_WHAT TO DO_:
Going line by line through the material below, tally those that contain the word "content" and give the count by itself.
===
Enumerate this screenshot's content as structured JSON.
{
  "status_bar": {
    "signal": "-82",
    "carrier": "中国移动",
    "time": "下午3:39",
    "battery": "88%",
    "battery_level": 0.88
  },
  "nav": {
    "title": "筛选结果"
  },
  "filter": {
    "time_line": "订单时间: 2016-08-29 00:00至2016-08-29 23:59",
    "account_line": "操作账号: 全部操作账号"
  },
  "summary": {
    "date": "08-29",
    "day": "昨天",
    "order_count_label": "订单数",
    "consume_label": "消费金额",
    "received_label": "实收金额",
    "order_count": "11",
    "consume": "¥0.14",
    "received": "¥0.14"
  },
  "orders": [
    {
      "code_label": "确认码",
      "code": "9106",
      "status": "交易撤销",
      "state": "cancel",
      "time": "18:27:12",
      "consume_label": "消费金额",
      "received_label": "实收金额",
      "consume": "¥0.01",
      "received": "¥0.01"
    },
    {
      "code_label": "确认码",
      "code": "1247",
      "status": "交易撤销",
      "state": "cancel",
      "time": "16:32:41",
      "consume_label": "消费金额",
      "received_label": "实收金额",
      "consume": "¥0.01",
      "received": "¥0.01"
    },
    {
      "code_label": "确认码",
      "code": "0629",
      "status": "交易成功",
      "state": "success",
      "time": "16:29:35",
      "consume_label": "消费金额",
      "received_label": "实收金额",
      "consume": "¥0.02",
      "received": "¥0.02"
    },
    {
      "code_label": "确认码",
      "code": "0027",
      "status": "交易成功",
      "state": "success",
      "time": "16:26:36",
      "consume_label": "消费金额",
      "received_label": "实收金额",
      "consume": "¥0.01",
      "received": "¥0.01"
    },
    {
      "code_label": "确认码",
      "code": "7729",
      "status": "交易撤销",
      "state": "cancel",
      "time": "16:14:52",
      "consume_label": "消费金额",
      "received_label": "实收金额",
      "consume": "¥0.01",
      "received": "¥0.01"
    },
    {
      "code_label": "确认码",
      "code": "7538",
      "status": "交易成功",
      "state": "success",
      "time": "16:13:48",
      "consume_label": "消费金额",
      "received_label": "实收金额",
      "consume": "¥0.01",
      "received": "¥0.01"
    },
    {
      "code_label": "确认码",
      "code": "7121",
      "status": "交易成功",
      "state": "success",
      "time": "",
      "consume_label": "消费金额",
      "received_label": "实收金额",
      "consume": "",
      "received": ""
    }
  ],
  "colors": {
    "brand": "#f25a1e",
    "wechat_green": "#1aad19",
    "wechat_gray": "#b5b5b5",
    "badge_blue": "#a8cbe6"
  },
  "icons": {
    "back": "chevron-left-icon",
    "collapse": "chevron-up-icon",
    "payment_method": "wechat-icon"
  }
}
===
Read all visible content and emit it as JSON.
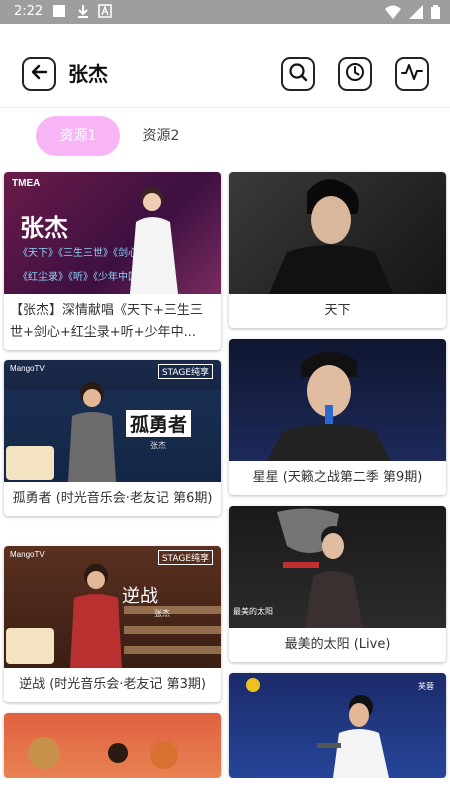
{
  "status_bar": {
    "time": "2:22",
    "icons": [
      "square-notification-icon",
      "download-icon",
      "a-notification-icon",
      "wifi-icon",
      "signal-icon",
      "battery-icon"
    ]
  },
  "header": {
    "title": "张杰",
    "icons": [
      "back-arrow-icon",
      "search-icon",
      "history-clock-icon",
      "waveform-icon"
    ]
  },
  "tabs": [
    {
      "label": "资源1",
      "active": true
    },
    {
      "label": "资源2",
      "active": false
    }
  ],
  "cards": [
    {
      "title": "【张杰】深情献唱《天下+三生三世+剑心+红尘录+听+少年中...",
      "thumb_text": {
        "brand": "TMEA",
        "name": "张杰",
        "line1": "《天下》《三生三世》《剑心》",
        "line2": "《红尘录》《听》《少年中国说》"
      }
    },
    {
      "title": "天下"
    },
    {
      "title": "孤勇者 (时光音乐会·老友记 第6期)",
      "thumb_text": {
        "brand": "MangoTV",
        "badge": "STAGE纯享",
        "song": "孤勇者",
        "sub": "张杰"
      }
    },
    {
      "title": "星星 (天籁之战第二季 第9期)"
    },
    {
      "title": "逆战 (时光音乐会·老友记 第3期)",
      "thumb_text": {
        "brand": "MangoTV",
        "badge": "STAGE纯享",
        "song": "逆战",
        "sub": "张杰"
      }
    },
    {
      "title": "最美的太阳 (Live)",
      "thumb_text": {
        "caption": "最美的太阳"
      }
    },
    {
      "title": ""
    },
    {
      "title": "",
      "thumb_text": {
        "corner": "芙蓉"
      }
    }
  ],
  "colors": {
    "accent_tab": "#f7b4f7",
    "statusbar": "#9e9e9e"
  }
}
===
_TASK OUTPUT_:
2